Exercise brief
Among the records below, which lines contain the string "badge"? Report them.

Provided information
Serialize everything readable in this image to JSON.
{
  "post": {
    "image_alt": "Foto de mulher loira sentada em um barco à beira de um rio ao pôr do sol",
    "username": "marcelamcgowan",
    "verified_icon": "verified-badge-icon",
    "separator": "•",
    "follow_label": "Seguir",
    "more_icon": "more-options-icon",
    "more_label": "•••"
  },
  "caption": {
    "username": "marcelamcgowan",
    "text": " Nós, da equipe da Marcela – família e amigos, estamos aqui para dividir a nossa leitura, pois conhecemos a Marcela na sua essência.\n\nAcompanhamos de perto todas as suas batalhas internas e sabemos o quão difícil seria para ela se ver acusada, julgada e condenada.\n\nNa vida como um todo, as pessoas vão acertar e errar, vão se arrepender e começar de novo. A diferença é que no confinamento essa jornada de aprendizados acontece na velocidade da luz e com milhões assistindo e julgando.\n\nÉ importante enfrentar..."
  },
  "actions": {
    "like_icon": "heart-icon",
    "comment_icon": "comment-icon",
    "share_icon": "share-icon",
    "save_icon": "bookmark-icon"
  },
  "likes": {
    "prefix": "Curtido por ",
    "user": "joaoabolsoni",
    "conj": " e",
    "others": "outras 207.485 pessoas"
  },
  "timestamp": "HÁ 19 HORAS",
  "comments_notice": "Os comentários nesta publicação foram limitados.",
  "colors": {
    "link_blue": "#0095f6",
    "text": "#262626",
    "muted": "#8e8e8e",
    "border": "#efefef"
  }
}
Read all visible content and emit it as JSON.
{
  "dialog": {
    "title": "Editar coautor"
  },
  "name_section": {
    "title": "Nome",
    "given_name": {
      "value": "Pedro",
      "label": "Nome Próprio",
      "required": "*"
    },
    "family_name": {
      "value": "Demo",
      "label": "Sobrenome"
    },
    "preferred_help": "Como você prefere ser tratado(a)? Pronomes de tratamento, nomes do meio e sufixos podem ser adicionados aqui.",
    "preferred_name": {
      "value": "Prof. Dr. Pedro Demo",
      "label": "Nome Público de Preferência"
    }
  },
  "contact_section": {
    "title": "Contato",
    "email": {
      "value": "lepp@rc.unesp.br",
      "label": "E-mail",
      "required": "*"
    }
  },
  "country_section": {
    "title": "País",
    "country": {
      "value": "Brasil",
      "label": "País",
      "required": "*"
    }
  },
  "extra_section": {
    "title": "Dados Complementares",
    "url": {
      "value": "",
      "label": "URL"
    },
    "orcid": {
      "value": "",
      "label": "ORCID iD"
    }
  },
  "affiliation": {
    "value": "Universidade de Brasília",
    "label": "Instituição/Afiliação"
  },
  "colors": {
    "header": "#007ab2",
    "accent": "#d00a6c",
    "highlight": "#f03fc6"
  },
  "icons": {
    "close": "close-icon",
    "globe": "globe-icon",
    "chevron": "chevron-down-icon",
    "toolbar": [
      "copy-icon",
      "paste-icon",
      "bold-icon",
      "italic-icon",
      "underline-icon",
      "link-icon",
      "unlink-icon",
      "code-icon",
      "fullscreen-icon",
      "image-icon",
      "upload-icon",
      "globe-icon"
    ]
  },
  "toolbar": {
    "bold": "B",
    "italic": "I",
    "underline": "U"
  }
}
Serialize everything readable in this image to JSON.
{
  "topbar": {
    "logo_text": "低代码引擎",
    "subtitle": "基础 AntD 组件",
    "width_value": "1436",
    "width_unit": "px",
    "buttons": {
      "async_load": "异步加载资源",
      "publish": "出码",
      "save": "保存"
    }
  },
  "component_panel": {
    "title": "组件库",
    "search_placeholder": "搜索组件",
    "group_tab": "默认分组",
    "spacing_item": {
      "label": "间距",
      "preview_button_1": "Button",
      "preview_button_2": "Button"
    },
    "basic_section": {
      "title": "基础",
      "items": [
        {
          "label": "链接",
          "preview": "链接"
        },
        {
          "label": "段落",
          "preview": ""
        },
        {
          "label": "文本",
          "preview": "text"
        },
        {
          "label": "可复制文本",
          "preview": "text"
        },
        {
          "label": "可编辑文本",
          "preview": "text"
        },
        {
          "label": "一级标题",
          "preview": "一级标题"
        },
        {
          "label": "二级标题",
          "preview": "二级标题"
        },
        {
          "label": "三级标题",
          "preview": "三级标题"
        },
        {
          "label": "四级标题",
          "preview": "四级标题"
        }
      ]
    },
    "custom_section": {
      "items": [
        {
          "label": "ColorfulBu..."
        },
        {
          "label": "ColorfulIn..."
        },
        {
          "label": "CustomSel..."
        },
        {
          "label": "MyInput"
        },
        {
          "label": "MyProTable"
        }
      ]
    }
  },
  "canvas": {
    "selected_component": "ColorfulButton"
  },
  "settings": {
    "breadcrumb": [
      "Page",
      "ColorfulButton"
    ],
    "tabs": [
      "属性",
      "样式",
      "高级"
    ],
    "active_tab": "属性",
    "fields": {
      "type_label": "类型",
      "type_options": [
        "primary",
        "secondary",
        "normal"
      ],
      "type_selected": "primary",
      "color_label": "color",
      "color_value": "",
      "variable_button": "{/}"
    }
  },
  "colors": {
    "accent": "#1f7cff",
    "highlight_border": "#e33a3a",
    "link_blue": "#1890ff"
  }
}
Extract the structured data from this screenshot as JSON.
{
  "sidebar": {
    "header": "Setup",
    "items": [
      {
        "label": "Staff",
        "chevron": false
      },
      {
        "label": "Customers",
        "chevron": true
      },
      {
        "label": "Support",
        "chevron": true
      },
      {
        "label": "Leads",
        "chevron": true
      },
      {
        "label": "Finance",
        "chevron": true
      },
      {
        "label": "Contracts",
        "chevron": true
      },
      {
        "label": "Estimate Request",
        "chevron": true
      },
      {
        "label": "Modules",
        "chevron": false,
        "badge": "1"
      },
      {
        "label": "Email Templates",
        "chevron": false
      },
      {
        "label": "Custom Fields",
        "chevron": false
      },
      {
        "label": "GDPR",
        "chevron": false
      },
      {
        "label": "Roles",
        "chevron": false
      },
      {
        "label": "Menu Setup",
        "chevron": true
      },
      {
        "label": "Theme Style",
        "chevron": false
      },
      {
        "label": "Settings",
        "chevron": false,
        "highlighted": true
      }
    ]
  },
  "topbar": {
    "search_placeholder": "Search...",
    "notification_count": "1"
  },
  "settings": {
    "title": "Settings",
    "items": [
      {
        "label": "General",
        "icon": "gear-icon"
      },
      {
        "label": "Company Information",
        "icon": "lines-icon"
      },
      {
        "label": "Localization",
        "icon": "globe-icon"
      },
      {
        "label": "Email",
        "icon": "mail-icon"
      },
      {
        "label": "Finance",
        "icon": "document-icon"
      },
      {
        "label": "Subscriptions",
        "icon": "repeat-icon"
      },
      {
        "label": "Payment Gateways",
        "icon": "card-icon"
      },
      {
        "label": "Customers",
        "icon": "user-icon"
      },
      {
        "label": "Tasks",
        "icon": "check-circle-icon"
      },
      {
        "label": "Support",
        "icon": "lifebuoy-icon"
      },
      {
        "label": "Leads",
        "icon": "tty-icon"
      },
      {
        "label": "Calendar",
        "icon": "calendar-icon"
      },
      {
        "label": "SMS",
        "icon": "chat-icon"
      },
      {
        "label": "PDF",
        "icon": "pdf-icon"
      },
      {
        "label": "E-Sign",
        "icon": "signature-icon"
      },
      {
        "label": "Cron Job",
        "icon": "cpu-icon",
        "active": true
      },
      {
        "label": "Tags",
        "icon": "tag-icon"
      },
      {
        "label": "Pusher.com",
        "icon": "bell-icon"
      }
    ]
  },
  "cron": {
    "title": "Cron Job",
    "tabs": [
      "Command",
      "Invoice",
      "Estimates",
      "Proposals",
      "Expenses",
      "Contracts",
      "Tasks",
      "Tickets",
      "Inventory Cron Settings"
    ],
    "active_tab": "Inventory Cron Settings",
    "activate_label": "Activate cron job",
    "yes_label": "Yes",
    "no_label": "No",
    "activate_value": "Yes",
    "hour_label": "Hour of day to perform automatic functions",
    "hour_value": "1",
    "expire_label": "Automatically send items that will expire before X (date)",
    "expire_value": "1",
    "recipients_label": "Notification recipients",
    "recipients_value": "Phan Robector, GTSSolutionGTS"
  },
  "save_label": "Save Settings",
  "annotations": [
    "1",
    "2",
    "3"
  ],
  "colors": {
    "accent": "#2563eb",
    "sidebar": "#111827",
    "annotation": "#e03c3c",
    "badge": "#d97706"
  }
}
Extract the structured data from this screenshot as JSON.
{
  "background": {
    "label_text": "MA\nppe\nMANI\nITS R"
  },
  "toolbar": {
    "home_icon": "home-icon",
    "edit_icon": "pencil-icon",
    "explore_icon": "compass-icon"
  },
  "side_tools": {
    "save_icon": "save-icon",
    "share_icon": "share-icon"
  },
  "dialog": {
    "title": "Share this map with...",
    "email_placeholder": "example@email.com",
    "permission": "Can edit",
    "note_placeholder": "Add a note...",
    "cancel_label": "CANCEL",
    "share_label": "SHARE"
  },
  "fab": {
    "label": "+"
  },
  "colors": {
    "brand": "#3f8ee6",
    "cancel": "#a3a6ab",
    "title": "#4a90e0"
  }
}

Reply to the exercise
    "verified_icon": "verified-badge-icon",
        "badge": "1"
    "badge": "#d97706"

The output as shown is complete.